We are currently docked at our home dock in Marco Island.
After leaving Miami on 4/7/2017 we traveled to Little Shark River on the far south west Florida coast.
This is a remote and wild area and quite a change from the hustle and bustle of Miami. This is the 'end' of the Everglades and characterized by giant mangroves.
On a bad day the bugs can be absolutely horrendous, but due to cooler weather, the insects were not bad for most of our stay. On our first few nights we were anchored about 1/2 mile from the gulf, but a moderate wind contrary to the current caused a bad interaction between the boat and the anchor chain so we moved about 4 miles up the river and around a bend. The anchorage was smoother, but the morning of our departure, the sound of thousands of mosquitoes was louder than I have ever heard. Needless to say we raised anchor and got underway as quickly as possible to minimize our 'blood donations'!
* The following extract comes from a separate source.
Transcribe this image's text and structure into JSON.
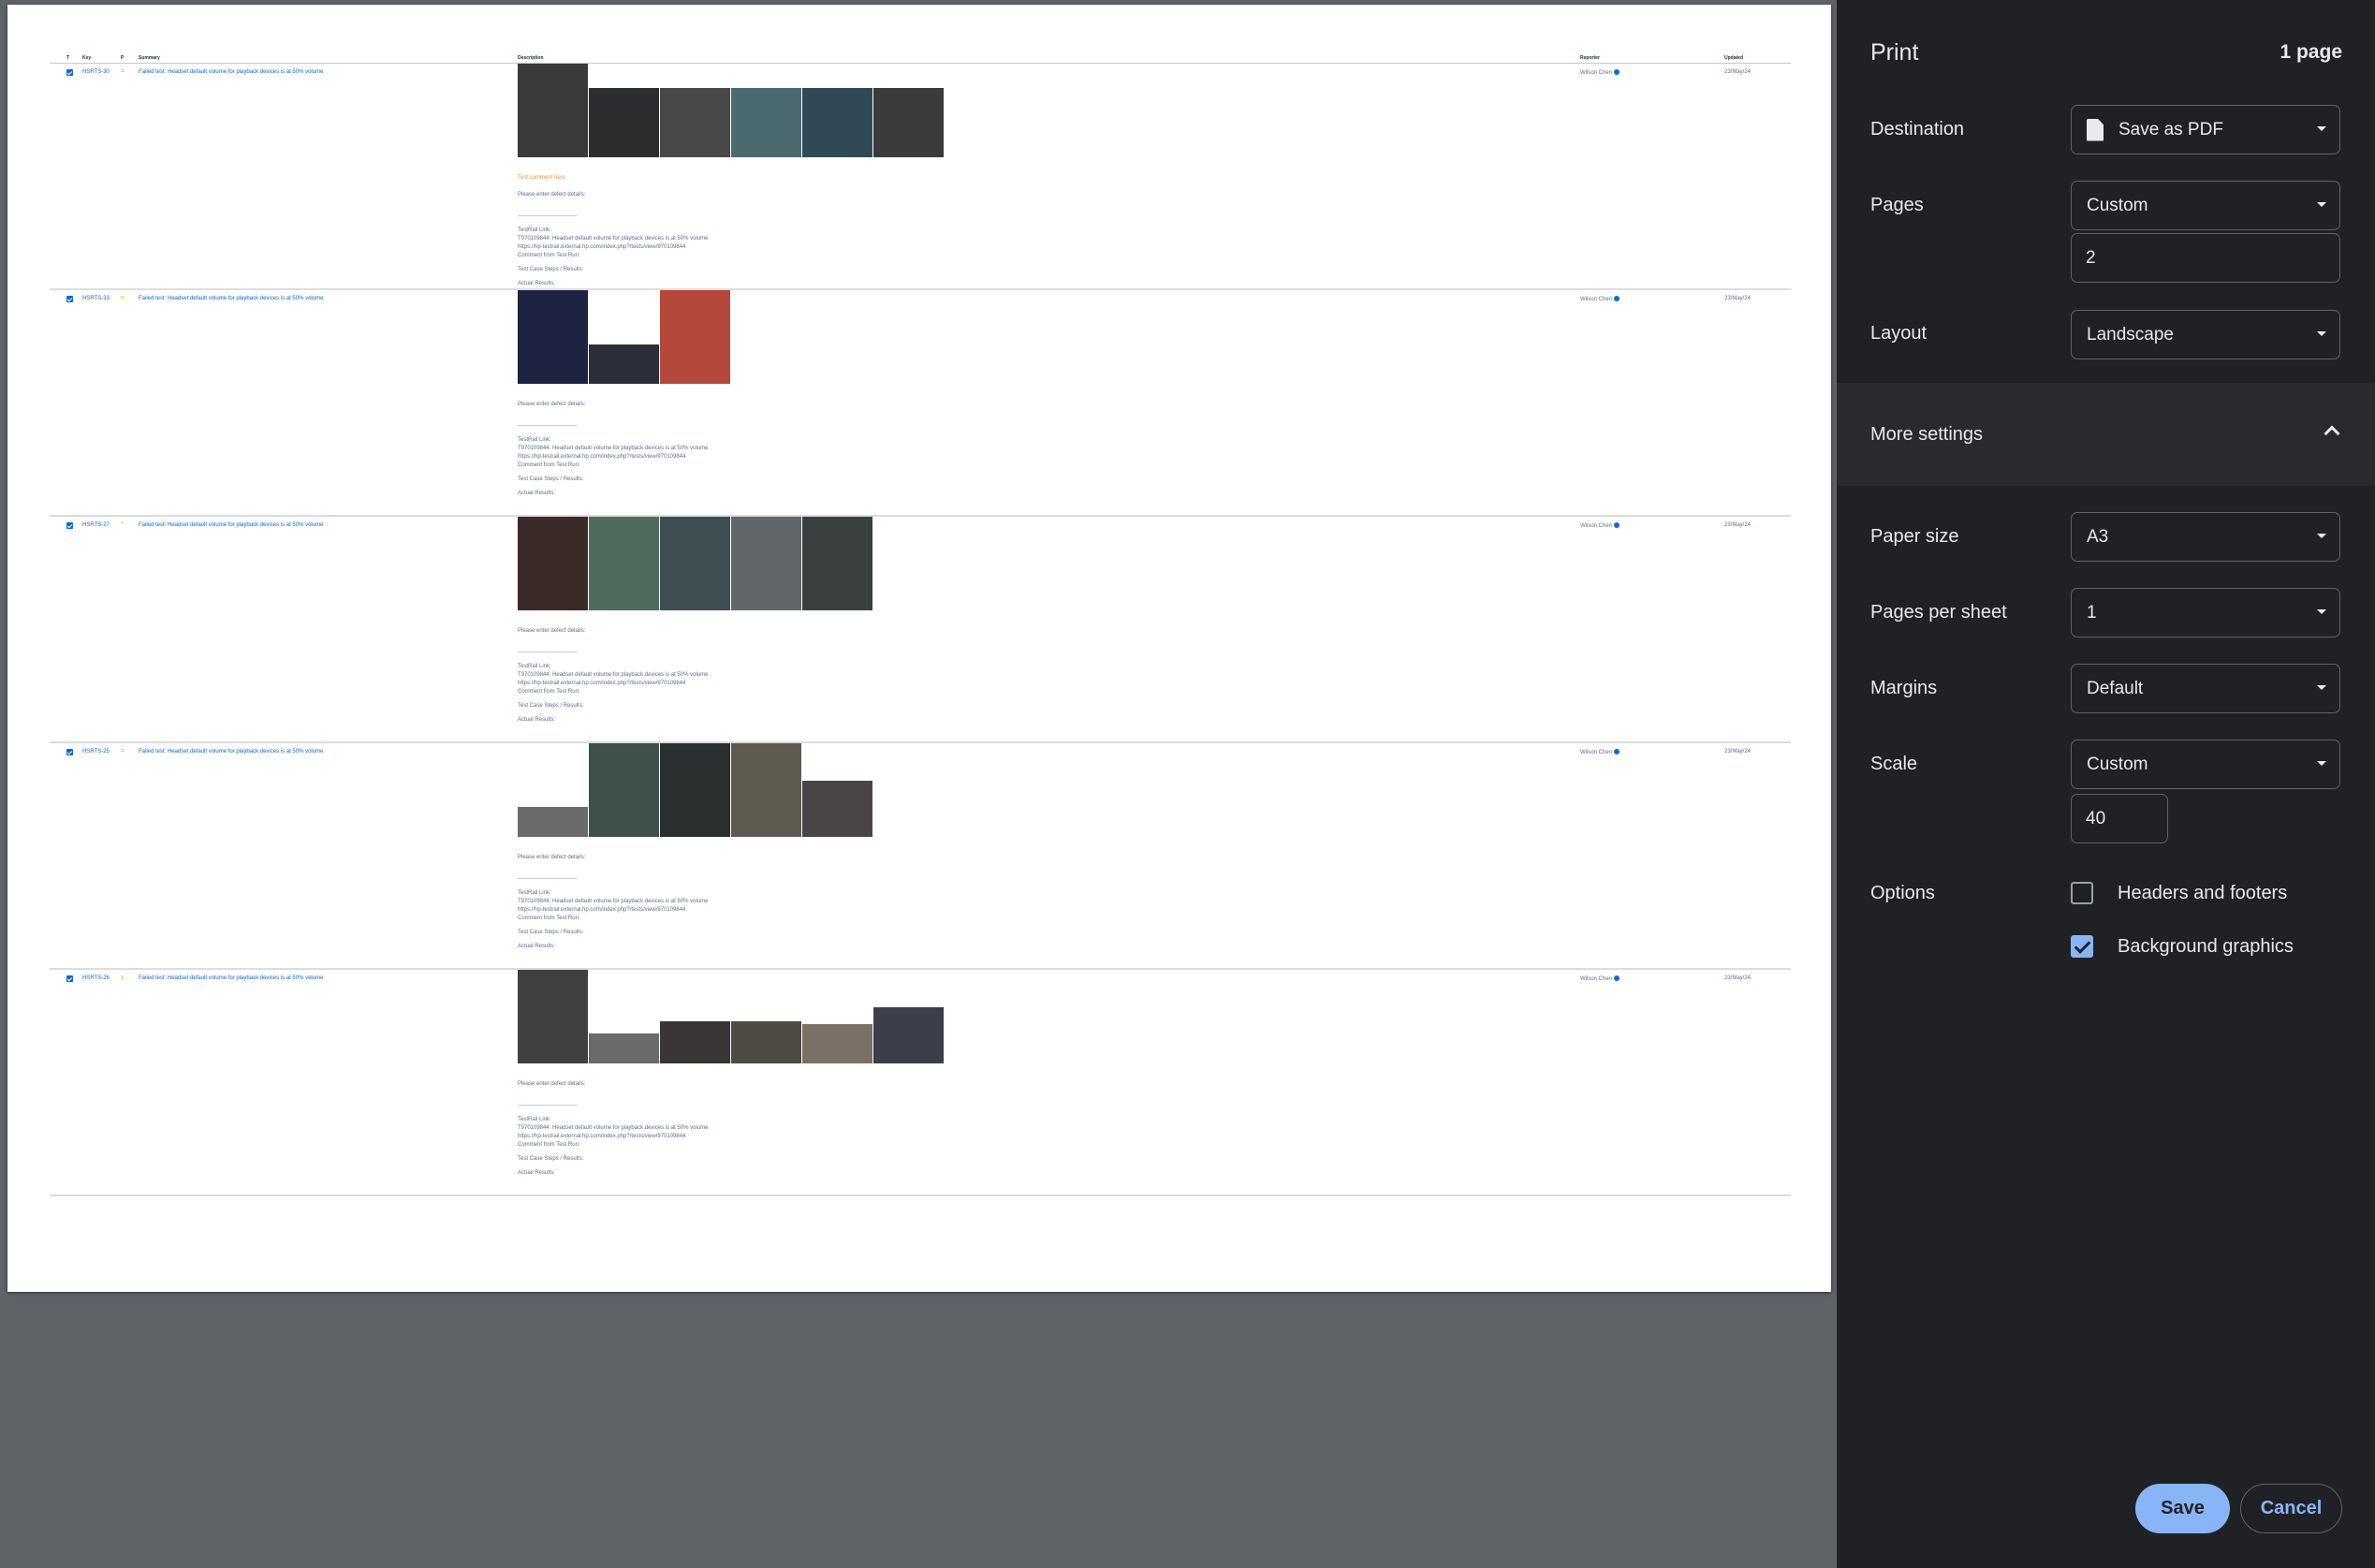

We then traveled up the coast to Indian Key Pass and then up Russell Pass. Our anchorage was about 4 miles below Everglades City and we made two dinghy trips up to Everglades via the twisting and totally unmarked Russell Pass channel running aground only a couple of times :-). The channel is hard to follow and filled with sand and oyster bars, the first fairly soft to hit, the later very 'crunchy'. Other than the adventure, taking this channel is shorter, has somewhat less current, and keeps you away from the crab boats that put out 'swamp-you' wakes. Everglades City is the stone crab 'capital' of Florida.
Later this week we plan to head north to Pine Island Sound, one of our oldest cruising 'stomping grounds'.
A few pictures of the wild and remote Ten Thousand Islands area.
|The mangroves are incredibly tall in Little Shark River - taller than any others we have seen.|
I have read that these some believe that these are the 'mother' of all mangroves!
|Sunrise over the river from our 'lower' anchorage|
|One way they propagate is to send out 'runners'|
Docked Rose Marina
Marco Island, FL